I often look into getting databases or applications hosted for clients. Resilience and reliability are generally the key drivers for this and for sure, a secure data centre is safer than a standard server in a typical office. I have looked at some further pros and cons in an earlier article.
As a result of its popularity, there is a trend for more use by small business of SaaS (Software as a Service) and hosted, or web based applications generally, including hosted Exchange and hosted CRM - the IoD is pushing both of these for its small business members.
But ... internet connections are not getting better, due to cost there is a major resistance to leased lines and in many cases ADSL is just not good enough - response times to fix problems at exchanges and questionable technical support services should often rule out ADSL as a connection that a business depends upon.
As soon as you move your critical data off site, the internet connection probably becomes mission critical, however, an ADSL line is probably far more vulnerable and may well take longer to get repaired than a server in your office.

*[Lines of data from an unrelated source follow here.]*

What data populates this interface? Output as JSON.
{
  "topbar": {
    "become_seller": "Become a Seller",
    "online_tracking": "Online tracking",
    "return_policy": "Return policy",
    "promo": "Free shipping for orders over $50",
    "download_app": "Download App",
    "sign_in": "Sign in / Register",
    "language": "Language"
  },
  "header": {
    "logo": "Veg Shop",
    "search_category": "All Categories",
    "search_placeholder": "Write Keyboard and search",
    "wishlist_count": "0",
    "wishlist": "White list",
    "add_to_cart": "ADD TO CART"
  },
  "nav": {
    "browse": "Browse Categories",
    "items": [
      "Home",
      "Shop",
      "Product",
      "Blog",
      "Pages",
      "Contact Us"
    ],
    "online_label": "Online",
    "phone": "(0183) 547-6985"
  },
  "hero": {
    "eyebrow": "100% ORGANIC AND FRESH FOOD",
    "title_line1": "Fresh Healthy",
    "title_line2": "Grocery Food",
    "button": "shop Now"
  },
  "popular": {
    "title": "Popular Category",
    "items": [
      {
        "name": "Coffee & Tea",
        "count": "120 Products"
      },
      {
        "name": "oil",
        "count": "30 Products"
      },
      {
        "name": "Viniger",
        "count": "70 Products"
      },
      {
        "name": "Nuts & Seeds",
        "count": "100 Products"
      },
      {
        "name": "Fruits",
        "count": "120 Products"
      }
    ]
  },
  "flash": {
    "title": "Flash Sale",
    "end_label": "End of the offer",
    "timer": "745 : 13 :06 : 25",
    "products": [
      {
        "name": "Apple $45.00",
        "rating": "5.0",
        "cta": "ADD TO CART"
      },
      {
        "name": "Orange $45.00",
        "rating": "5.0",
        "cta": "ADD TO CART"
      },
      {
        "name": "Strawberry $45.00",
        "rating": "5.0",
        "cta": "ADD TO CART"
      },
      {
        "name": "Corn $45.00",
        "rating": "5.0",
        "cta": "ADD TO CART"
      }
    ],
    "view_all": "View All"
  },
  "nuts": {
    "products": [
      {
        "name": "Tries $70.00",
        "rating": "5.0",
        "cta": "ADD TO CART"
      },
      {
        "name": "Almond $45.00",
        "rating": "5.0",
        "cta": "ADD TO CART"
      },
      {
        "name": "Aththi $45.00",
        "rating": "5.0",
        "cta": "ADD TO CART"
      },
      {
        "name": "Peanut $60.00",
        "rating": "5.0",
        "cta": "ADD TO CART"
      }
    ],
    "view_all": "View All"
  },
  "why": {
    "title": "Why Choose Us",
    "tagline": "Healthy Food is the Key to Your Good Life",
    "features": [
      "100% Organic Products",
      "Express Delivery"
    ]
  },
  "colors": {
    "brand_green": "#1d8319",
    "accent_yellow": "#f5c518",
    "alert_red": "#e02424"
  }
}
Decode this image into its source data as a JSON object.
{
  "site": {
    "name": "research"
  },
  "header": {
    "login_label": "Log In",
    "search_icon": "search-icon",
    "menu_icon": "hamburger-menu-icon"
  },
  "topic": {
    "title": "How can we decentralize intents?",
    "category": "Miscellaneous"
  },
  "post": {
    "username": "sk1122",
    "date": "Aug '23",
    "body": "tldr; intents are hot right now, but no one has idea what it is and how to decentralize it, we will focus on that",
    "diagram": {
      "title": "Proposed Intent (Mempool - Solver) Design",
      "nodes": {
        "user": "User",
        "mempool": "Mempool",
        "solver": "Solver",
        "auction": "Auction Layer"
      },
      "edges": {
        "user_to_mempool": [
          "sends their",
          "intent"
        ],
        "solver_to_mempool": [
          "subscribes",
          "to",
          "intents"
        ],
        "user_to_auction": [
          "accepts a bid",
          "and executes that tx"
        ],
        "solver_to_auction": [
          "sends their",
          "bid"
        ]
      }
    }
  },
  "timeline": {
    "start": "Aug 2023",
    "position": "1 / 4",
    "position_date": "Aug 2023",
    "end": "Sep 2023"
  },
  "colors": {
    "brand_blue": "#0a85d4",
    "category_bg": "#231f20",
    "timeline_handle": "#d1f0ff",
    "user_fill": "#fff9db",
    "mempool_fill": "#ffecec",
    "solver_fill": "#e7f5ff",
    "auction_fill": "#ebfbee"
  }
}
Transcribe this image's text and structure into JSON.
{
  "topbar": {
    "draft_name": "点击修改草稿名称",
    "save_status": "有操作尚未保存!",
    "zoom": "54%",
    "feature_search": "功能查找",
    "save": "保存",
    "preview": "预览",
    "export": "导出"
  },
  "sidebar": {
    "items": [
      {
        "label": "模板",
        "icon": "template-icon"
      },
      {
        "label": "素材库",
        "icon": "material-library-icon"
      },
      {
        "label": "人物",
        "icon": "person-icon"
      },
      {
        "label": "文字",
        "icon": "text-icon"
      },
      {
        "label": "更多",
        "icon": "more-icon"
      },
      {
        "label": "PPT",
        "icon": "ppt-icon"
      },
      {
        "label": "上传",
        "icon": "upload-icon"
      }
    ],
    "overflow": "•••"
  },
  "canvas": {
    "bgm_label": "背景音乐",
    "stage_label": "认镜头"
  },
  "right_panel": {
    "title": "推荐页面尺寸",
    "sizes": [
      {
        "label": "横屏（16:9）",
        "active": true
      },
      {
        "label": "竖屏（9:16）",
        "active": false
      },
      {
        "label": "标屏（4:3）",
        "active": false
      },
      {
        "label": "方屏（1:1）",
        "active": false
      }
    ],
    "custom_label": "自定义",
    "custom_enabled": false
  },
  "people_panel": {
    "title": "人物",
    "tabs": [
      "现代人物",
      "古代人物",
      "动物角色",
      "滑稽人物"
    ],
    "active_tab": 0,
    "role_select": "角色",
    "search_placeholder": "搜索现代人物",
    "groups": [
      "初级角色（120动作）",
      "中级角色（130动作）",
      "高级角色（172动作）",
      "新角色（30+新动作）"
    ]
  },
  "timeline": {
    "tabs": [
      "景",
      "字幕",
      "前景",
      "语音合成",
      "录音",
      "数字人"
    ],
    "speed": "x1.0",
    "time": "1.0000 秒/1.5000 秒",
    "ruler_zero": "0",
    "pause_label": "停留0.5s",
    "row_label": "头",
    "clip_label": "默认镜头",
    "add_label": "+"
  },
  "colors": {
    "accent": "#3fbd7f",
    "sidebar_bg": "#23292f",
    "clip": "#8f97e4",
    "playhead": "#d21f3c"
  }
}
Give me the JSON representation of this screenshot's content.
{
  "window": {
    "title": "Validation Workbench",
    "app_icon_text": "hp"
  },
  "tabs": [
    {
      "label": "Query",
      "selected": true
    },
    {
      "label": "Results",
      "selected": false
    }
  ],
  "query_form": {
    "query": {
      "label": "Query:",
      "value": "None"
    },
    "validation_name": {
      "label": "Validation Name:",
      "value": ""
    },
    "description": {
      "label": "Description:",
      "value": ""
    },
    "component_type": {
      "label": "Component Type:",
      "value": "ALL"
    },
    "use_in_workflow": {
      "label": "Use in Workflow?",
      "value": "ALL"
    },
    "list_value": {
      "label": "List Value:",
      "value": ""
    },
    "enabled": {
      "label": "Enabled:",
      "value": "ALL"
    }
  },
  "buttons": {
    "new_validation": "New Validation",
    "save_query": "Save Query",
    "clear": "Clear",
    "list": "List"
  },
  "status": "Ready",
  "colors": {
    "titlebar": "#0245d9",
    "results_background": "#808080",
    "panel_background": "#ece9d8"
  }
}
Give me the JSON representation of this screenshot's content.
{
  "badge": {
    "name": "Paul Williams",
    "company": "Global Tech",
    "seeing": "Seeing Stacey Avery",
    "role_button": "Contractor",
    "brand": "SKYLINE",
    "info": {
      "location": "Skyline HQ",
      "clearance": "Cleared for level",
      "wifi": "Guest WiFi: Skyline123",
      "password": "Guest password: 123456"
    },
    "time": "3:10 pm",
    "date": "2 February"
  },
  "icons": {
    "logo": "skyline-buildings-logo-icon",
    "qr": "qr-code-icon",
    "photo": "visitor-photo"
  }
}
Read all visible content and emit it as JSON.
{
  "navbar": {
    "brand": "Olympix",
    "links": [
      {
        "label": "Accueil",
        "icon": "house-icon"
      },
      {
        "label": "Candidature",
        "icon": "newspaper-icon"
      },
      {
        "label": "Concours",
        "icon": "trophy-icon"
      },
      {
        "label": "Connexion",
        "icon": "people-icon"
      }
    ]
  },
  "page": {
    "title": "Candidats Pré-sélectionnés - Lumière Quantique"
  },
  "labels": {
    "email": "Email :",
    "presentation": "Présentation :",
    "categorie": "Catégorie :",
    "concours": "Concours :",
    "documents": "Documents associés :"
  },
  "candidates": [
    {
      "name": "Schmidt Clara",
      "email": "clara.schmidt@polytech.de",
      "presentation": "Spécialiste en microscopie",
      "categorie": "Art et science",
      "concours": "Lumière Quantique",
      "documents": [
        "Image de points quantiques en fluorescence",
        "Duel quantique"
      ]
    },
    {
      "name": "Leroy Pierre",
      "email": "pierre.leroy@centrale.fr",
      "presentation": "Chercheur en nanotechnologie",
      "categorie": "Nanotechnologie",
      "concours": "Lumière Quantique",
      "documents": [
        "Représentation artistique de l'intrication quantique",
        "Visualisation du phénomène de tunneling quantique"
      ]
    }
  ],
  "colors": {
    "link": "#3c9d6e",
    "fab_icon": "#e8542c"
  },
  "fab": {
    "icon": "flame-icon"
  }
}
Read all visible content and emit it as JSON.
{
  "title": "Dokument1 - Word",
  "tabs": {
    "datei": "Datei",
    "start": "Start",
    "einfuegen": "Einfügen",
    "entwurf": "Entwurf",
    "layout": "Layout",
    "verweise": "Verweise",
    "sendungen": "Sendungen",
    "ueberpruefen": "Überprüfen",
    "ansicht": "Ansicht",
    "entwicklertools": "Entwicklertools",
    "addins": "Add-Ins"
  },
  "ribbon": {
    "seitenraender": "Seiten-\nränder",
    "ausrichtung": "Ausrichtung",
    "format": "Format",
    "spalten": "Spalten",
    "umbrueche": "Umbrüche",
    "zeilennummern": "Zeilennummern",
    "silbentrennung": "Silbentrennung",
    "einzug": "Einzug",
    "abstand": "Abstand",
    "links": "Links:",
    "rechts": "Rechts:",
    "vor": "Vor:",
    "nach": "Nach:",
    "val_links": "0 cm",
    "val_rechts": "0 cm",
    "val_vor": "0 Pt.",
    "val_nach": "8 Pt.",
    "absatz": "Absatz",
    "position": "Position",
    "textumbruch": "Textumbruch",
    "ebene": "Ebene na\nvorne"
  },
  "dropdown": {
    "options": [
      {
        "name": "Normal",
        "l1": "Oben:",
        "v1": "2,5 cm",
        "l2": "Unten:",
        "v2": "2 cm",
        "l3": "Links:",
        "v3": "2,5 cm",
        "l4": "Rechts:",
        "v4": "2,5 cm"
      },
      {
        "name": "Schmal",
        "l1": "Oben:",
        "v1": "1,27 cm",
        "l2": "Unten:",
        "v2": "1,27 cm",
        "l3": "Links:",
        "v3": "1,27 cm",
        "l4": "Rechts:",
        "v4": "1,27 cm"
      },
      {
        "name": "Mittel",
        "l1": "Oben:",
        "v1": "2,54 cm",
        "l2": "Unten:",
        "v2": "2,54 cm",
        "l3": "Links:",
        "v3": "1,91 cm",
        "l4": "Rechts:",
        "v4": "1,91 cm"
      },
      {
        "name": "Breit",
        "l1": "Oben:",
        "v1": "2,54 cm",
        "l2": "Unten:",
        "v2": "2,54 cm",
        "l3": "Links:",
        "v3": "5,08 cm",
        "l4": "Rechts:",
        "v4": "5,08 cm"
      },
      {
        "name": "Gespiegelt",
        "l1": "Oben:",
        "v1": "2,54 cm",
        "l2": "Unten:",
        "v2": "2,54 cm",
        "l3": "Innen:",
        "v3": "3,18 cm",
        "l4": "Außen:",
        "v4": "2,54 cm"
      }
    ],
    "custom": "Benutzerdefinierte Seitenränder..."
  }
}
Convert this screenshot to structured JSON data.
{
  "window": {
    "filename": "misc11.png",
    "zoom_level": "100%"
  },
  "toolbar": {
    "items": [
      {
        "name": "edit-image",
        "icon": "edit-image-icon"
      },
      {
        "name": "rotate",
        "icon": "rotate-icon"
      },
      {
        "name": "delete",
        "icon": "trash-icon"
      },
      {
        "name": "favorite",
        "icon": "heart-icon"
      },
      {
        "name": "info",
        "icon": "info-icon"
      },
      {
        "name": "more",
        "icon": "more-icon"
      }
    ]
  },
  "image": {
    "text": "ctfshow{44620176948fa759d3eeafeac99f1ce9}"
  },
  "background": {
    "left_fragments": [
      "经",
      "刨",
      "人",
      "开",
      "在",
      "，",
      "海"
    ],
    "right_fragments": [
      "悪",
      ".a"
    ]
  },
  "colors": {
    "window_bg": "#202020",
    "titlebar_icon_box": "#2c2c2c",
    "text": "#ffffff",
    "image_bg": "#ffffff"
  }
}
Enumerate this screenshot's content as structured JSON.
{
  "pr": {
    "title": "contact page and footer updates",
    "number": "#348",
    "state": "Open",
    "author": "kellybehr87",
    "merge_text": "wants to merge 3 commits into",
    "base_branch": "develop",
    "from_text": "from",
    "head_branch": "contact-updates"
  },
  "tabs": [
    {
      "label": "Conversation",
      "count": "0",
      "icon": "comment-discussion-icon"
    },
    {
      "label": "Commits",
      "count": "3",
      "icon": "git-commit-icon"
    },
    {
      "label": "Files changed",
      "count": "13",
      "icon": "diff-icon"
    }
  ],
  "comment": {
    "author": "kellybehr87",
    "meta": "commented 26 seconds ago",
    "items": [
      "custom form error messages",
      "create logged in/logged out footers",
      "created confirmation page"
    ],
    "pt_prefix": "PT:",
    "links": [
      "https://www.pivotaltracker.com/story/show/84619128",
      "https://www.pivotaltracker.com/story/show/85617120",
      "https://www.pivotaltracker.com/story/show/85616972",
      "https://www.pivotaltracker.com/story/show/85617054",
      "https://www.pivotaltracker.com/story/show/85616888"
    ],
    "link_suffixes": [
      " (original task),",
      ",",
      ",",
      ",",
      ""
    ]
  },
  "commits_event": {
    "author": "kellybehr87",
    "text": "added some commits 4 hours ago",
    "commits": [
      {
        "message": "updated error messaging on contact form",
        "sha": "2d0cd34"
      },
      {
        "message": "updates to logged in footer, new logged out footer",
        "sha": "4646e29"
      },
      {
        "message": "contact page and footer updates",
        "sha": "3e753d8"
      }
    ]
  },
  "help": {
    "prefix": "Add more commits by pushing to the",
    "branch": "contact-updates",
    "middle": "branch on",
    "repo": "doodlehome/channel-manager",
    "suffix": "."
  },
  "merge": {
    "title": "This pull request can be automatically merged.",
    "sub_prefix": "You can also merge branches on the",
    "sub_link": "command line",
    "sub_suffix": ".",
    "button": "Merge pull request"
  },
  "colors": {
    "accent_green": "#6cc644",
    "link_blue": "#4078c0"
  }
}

Therefore, if you are a small business moving towards hosted applications but don't want to spend thousands every year on leased lines, you need to consider alternatives:
- 3G data via a mobile network - as well as 3G cards for PCs and laptops, there are some business firewalls that will take a 3G data card and provide a cost effective 'fall-back'.
- WiMax - a wireless based internet service provision for business. These are becoming available in major cities, provide really good SLAs and excellent resilience at about the same cost as SDSL.
- It's normally regarded as waste of time having two ADSL lines as they are likely to come from the same exchange, however, if you can get a second cable based DSL, this can make a good backup.
- A more dispersed workforce - encourage home working or at least provide the facility for staff to do so as part of a DR plan.